Seam slippage is a fabric problem especially for fabrics that contain slippery yarns or that have an open structure or where the number of warp and weft interlacings is low. Such factors mean that one set of yarns may be easily pulled through the other. Seam slippage is defined as the tendency for a seam to open due to the application of a force perpendicular to the seam direction. It is a measure of the yarn slippage in a fabric at the seam. Seam slippage is the condition where a seam sewn in the fabric opens under load. Some of this gap may close on removal of the load but some of it may be a permanent deformation.
Seam slippage may occur in a garment for different reasons, including:
- A low number of warp or weft threads in relation to particular yarn and fabric construction characteristics
- Seam allowance too small
- High force requirements placed on the seam due to use
- Improper seam selection or construction
- Insufficient elasticity of the seam
Seam Slippage Test:
This test method is used to determine the resistance to slippage of filling yarns over warp yarns , or warp yarns over filling yarns, using a standard seam. The machine setup for the seam slippage test is similar to that for the seam strength test, except that a cross-head speed of 50 mm/min is usually used.
There are three different types of seam slippage test in existence, each of which has its drawbacks. Firstly, there is the type where a standard seam is put under a fixed load and the seam gape is measured. In second type a load extension curve is plotted with and without a standard seam and the difference between the two curves is taken as the slippage. The third type does away with a sewn seam and measures the force required to pull a set of pins through the fabric. A variant of the first type is to measure the load required to give a fixed seam opening.

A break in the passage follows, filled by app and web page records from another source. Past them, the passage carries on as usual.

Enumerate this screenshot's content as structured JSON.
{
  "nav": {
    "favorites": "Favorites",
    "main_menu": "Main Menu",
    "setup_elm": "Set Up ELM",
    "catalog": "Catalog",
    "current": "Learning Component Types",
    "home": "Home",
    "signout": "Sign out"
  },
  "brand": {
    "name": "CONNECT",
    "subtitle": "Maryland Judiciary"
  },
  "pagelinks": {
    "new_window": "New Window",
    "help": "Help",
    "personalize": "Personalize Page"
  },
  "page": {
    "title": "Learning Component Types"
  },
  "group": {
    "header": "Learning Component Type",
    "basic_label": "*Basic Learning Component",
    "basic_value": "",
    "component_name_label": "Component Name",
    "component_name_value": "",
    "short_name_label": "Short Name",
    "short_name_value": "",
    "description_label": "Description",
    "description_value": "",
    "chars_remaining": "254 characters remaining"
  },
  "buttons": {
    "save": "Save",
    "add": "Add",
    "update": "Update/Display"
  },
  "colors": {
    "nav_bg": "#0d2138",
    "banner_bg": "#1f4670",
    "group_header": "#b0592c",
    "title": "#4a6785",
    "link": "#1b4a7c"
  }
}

Procedure of Seam Slippage Test:
The British Standard test for seam slippage is a test of the second type. Five warp and five weft specimens each 100mm X 350mm are used. Each sample is folded 100mm from one end and a seam is sewed 20mm from the fold line using the special sewing thread and sewing machine settings which are detailed in the standard. The layout of the sample is shown in Fig. After sewing the folded part of the fabric is cut away 12mm from the fold line leaving the seam 8mm from the cut edge. A standard strength tester equipped with 25mm grab test jaws is used, the gauge length being set to 75 mm.
Just before the test the sample is cut into two parts one with the seam and one without but with each part containing the same set of warp or weft threads. The sample without a seam is first stretched in the tensile tester up to a load of 20ON and a force elongation curve drawn. The matching sample with the seam is then tested in the same way making sure that the force elongation curve starts from the same zero position.

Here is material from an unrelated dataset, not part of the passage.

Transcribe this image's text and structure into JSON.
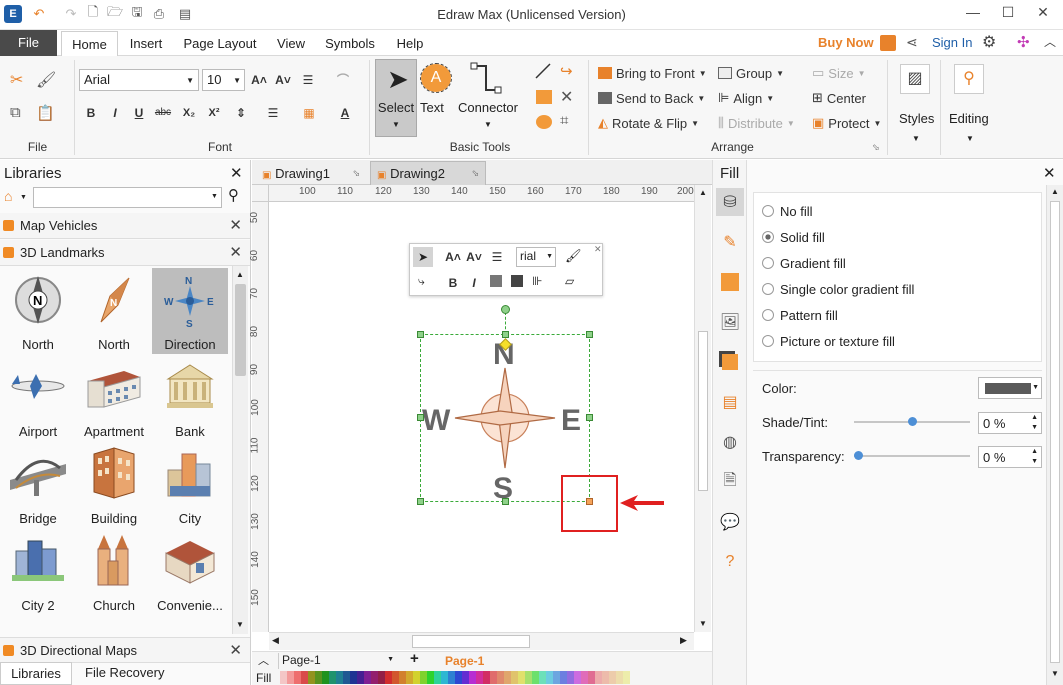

In order to find the force required to open the seam a given distance, the separation of the curves at a force of 5 N is measured and this distance is added to the seam opening specified (usually 6mm but some specifications require 5 mm) making appropriate allowance for the horizontal scale of the chart. Next the point on the curves where there is a separation of this distance is located and the value of load at this point is read off the chart. If the curves do not reach the specified separation below 20ON then the result is recorded as ‘more than 20ON’.
You may also like:
- How to Determine Seam Strength in Garment Industries
- Scope of Seam Engineering to Increase the Seam Strength by Controlling Different Parameters
Founder & Editor of Textile Learner. He is a Textile Consultant, Blogger & Entrepreneur. He is working as a textile consultant in several local and international companies. He is also a contributor of Wikipedia.